Does anyone here what the linguistic term is for the unit of sounds between morphem and word?
- A sound is a phone.
- Sounds that are treated as being interchangable and are represented by the same letter are allophones of each other, even though they are different sounds. (Like how a rolled R and not-rolled R are both just an R for most of us.)
- A group of allophones is called a phonem. (Like D'oh! )
- A set of phonemes that carries information is a morphem. (Like "walk" is made from one morphem and "-ing" from one morphem, and "walking" is made from two morphems.)
- A set of morphems (though it can be a set of just 1) combined with a meaning is a word.
But if we have someone who for the first time hears the word "cedit card" yet for strange reason is able to ask us in English "What does [credit card] mean?", he is asking what information this string of phonemes has for us. What is the lingustic term for such a string of phonems?
(Smartassery: Yes, you could says credit card is two word but someone who doesn't know how it is written could not tell the difference.

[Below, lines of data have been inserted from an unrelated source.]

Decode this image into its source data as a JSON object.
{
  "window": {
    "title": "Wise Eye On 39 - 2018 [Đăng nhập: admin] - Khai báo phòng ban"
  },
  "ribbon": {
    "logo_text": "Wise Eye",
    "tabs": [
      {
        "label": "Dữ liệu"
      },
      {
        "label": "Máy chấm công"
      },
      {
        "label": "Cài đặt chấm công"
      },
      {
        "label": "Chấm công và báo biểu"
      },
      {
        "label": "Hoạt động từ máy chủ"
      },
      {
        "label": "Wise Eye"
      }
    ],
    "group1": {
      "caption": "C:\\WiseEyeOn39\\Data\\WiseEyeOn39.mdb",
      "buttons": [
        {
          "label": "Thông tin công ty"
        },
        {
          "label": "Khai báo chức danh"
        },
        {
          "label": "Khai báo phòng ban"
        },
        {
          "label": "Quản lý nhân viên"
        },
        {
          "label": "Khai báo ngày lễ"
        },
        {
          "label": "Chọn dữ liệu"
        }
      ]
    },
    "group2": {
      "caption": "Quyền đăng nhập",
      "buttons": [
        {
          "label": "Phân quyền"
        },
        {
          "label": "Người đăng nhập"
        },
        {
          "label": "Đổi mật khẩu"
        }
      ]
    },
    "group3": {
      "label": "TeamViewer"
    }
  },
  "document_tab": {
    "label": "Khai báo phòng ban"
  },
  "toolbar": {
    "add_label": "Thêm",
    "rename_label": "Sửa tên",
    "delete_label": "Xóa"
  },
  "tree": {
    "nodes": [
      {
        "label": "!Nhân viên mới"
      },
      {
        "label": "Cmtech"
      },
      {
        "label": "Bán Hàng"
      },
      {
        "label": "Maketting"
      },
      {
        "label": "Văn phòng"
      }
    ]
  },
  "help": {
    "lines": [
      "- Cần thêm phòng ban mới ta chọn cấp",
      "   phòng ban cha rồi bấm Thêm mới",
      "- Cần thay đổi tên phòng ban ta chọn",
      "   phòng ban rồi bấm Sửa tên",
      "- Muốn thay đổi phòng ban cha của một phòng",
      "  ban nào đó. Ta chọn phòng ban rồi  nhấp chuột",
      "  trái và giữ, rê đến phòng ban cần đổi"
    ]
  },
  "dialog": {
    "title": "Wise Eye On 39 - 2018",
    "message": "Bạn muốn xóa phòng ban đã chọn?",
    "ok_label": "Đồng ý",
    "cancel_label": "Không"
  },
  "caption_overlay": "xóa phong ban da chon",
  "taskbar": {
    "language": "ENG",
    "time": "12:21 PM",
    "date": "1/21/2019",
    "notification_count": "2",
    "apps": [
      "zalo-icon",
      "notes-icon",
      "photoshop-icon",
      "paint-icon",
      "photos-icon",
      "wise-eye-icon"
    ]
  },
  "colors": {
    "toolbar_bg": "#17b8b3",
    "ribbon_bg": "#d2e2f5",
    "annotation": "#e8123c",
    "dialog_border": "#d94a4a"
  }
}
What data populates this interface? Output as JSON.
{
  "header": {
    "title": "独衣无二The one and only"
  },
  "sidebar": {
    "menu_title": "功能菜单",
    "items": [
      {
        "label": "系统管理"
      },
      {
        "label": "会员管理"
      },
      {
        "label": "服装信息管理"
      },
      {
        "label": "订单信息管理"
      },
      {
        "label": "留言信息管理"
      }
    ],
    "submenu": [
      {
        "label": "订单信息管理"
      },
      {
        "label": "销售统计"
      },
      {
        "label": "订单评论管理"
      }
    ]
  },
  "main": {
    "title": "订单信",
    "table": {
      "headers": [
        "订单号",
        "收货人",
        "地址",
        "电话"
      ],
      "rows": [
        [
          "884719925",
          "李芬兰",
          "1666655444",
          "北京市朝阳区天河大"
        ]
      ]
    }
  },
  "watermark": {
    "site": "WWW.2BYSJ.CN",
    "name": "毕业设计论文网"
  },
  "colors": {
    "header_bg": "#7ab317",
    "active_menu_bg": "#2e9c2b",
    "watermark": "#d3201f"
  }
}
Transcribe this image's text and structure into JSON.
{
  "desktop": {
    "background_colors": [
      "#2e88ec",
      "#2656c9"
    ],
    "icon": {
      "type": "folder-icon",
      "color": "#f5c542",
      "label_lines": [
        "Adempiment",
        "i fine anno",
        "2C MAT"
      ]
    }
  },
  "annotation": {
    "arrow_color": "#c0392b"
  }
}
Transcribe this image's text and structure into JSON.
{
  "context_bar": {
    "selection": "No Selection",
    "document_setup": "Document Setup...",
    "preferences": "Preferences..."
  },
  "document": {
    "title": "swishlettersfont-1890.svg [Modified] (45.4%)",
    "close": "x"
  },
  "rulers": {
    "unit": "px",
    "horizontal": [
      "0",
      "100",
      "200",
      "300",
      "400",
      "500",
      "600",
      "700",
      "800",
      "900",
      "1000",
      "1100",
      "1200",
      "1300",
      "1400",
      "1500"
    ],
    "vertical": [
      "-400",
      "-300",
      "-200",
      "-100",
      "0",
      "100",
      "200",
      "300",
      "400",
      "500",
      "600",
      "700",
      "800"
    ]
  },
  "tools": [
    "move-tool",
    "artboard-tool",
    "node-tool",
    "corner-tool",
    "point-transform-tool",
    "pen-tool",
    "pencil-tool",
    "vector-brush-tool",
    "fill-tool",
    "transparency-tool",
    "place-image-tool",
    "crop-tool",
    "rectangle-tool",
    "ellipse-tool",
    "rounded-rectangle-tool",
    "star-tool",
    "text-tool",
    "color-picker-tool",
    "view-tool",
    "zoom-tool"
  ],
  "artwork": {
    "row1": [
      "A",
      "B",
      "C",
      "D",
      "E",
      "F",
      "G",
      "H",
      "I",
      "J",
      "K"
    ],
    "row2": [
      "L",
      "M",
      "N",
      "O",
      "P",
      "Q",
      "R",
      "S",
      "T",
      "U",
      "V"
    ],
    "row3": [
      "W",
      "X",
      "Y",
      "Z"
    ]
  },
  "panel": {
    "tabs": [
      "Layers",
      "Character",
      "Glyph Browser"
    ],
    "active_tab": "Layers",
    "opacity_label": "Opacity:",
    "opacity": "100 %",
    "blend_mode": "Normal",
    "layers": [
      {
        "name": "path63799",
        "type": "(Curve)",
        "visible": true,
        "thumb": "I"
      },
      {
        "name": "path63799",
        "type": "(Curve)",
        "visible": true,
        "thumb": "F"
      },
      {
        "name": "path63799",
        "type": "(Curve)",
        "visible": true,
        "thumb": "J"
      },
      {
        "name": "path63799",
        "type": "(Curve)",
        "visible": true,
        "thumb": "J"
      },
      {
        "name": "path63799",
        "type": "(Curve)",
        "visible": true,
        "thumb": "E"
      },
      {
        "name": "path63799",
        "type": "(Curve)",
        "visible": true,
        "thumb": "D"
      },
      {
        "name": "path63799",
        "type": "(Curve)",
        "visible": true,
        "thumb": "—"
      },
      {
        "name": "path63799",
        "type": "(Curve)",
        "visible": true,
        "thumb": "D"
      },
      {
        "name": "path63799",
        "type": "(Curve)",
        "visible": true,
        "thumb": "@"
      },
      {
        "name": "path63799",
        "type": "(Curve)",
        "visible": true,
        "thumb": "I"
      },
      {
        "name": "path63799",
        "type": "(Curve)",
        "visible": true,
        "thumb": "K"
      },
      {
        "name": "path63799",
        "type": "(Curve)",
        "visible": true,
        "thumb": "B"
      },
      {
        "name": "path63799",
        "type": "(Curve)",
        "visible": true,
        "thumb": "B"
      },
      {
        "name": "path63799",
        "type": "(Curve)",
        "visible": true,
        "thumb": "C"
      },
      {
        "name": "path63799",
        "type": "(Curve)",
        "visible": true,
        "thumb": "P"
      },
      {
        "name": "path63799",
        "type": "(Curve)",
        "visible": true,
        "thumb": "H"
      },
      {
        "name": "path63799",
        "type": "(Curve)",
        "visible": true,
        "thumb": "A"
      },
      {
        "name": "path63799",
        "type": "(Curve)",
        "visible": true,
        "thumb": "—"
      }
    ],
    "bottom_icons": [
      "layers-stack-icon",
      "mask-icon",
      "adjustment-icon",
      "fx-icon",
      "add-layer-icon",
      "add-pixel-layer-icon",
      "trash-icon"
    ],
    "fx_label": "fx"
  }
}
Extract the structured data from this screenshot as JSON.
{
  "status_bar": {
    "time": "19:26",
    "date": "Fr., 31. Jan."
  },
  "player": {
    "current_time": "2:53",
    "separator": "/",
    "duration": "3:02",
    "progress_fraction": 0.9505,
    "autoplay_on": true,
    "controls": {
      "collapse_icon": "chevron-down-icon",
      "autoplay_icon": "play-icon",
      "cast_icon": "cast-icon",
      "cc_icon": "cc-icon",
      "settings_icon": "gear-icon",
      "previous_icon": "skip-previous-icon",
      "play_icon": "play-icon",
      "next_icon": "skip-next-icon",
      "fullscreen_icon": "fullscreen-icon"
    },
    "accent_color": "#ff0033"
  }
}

Bonus Points: Yes, credit card has to morphems "credit" and "card", which each mean something by themselves.)